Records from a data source
-.-.-

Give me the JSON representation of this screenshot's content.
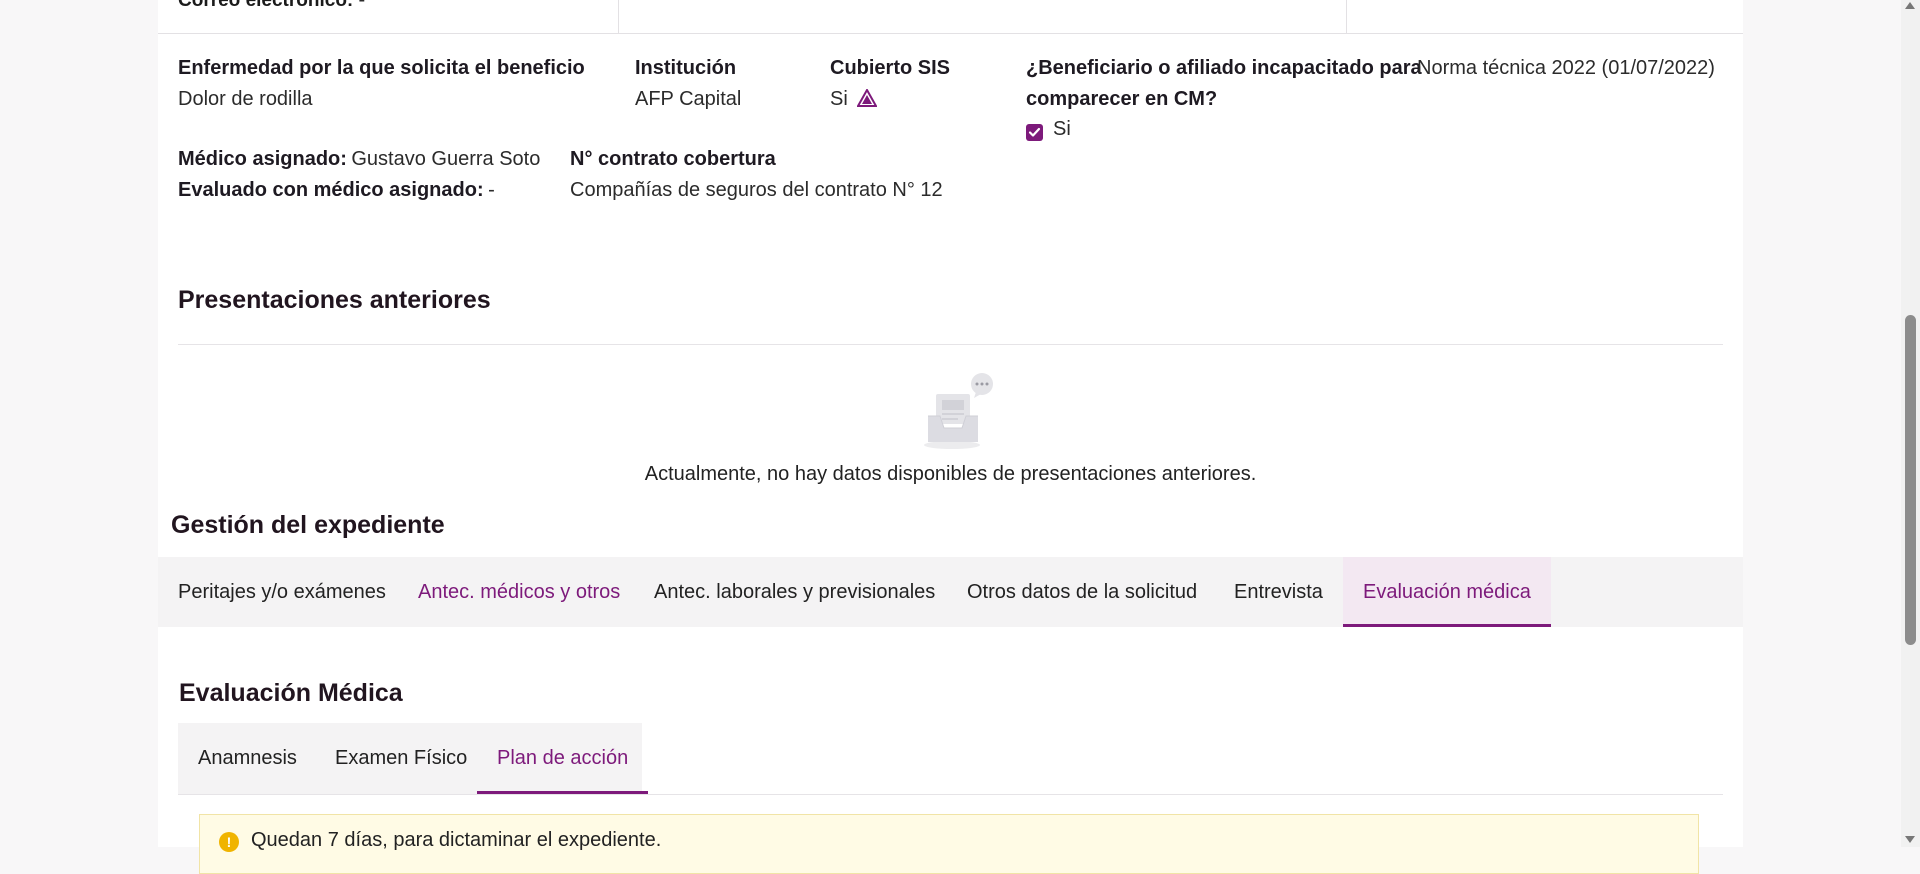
{
  "summary": {
    "email_label": "Correo electrónico:",
    "email_value": "-",
    "disease_label": "Enfermedad por la que solicita el beneficio",
    "disease_value": "Dolor de rodilla",
    "institution_label": "Institución",
    "institution_value": "AFP Capital",
    "sis_label": "Cubierto SIS",
    "sis_value": "Si",
    "incapacitated_label_line1": "¿Beneficiario o afiliado incapacitado para",
    "incapacitated_label_line2": "comparecer en CM?",
    "incapacitated_value": "Si",
    "incapacitated_checked": true,
    "norma": "Norma técnica 2022 (01/07/2022)",
    "doctor_label": "Médico asignado:",
    "doctor_value": "Gustavo Guerra Soto",
    "evaluated_label": "Evaluado con médico asignado:",
    "evaluated_value": "-",
    "contract_label": "N° contrato cobertura",
    "contract_value": "Compañías de seguros del contrato N° 12"
  },
  "previous": {
    "title": "Presentaciones anteriores",
    "empty_message": "Actualmente, no hay datos disponibles de presentaciones anteriores."
  },
  "gestion": {
    "title": "Gestión del expediente",
    "tabs": [
      {
        "label": "Peritajes y/o exámenes"
      },
      {
        "label": "Antec. médicos y otros"
      },
      {
        "label": "Antec. laborales y previsionales"
      },
      {
        "label": "Otros datos de la solicitud"
      },
      {
        "label": "Entrevista"
      },
      {
        "label": "Evaluación médica"
      }
    ],
    "active_tab": "Evaluación médica"
  },
  "evaluation": {
    "title": "Evaluación Médica",
    "subtabs": [
      {
        "label": "Anamnesis"
      },
      {
        "label": "Examen Físico"
      },
      {
        "label": "Plan de acción"
      }
    ],
    "active_subtab": "Plan de acción",
    "alert_icon": "!",
    "alert_text": "Quedan 7 días, para dictaminar el expediente."
  },
  "colors": {
    "accent": "#7d1a7b",
    "warning": "#f0b400",
    "alert_bg": "#fffbe5"
  },
  "icons": {
    "warning": "warning-triangle-icon",
    "empty": "empty-inbox-icon",
    "alert": "alert-circle-icon",
    "check": "check-icon"
  }
}
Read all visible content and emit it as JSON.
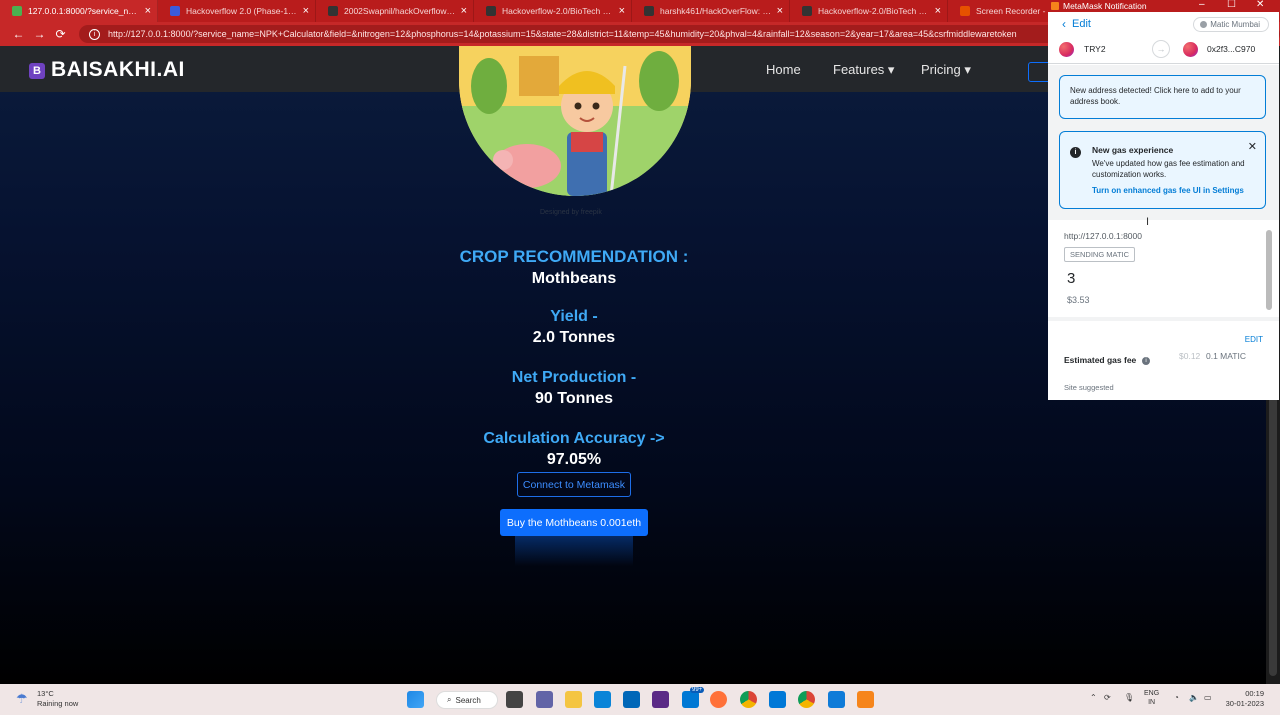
{
  "browser": {
    "tabs": [
      {
        "title": "127.0.0.1:8000/?service_name=N",
        "color": "#4caf50",
        "active": true
      },
      {
        "title": "Hackoverflow 2.0 (Phase-1) | Dev",
        "color": "#3b5bdb"
      },
      {
        "title": "2002Swapnil/hackOverflow_2.0",
        "color": "#333333"
      },
      {
        "title": "Hackoverflow-2.0/BioTech at ma",
        "color": "#333333"
      },
      {
        "title": "harshk461/HackOverFlow: Pratic",
        "color": "#333333"
      },
      {
        "title": "Hackoverflow-2.0/BioTech at ma",
        "color": "#333333"
      },
      {
        "title": "Screen Recorder - Chro",
        "color": "#e65100"
      }
    ],
    "url_host": "127.0.0.1",
    "url": "http://127.0.0.1:8000/?service_name=NPK+Calculator&field=&nitrogen=12&phosphorus=14&potassium=15&state=28&district=11&temp=45&humidity=20&phval=4&rainfall=12&season=2&year=17&area=45&csrfmiddlewaretoken"
  },
  "site": {
    "brand_letter": "B",
    "brand": "BAISAKHI.AI",
    "nav": {
      "home": "Home",
      "features": "Features ▾",
      "pricing": "Pricing ▾"
    },
    "image_credit": "Designed by freepik",
    "results": {
      "crop_label": "CROP RECOMMENDATION :",
      "crop_value": "Mothbeans",
      "yield_label": "Yield -",
      "yield_value": "2.0 Tonnes",
      "production_label": "Net Production -",
      "production_value": "90 Tonnes",
      "accuracy_label": "Calculation Accuracy ->",
      "accuracy_value": "97.05%"
    },
    "connect_button": "Connect to Metamask",
    "buy_button": "Buy the Mothbeans 0.001eth"
  },
  "metamask": {
    "window_title": "MetaMask Notification",
    "back_label": "Edit",
    "network": "Matic Mumbai",
    "from_account": "TRY2",
    "to_account": "0x2f3...C970",
    "notice_address": "New address detected! Click here to add to your address book.",
    "gas_notice": {
      "title": "New gas experience",
      "text": "We've updated how gas fee estimation and customization works.",
      "link": "Turn on enhanced gas fee UI in Settings"
    },
    "origin": "http://127.0.0.1:8000",
    "tx_type": "SENDING MATIC",
    "amount": "3",
    "amount_fiat": "$3.53",
    "edit_label": "EDIT",
    "gas_label": "Estimated gas fee",
    "gas_fiat": "$0.12",
    "gas_crypto": "0.1 MATIC",
    "gas_note": "Site suggested"
  },
  "taskbar": {
    "temperature": "13°C",
    "weather": "Raining now",
    "search": "Search",
    "mail_badge": "99+",
    "lang_top": "ENG",
    "lang_bottom": "IN",
    "time": "00:19",
    "date": "30-01-2023"
  }
}
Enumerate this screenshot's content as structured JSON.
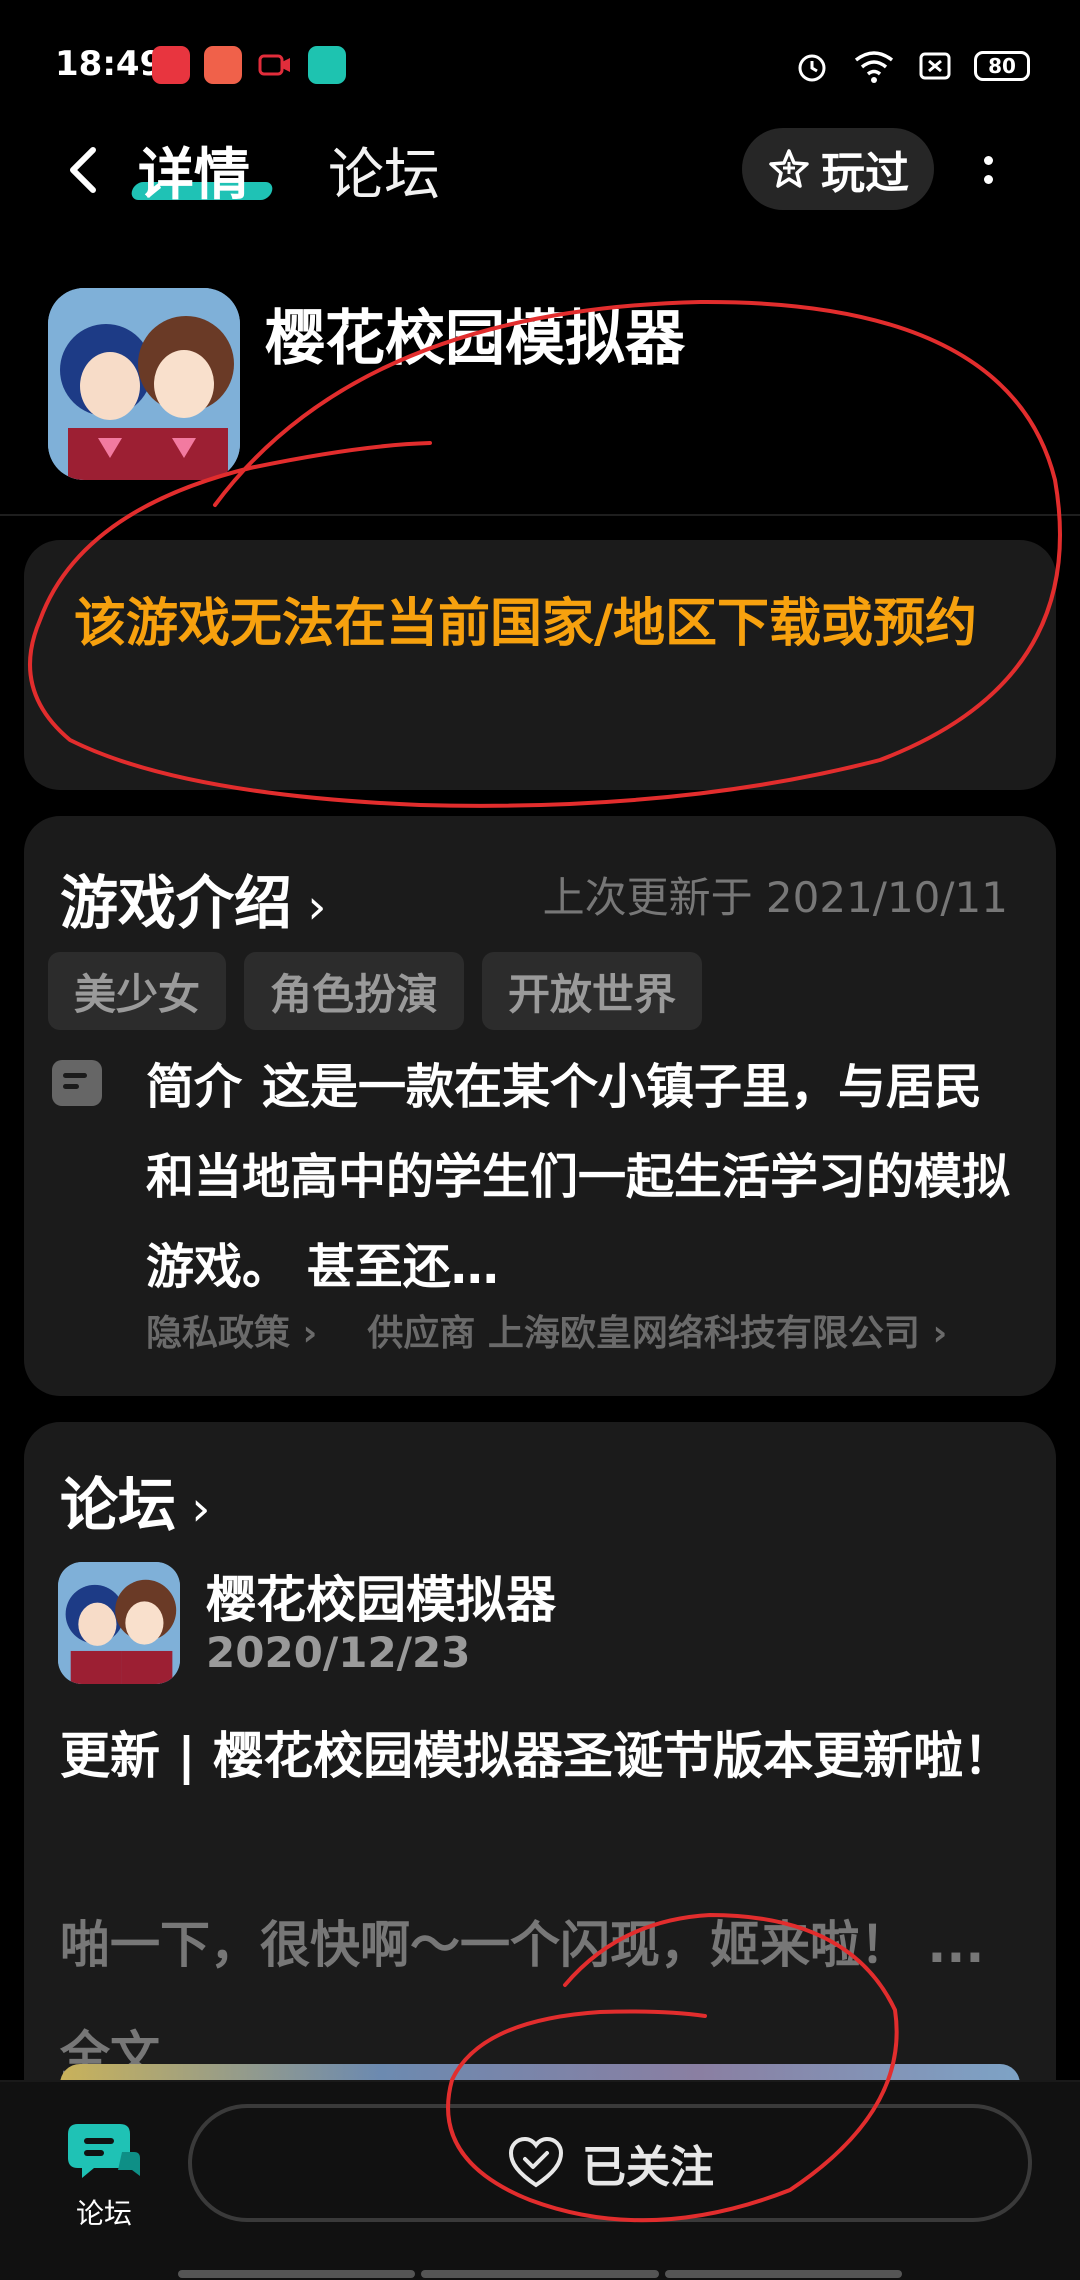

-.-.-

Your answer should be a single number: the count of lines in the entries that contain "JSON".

ANSWER SPACE: 3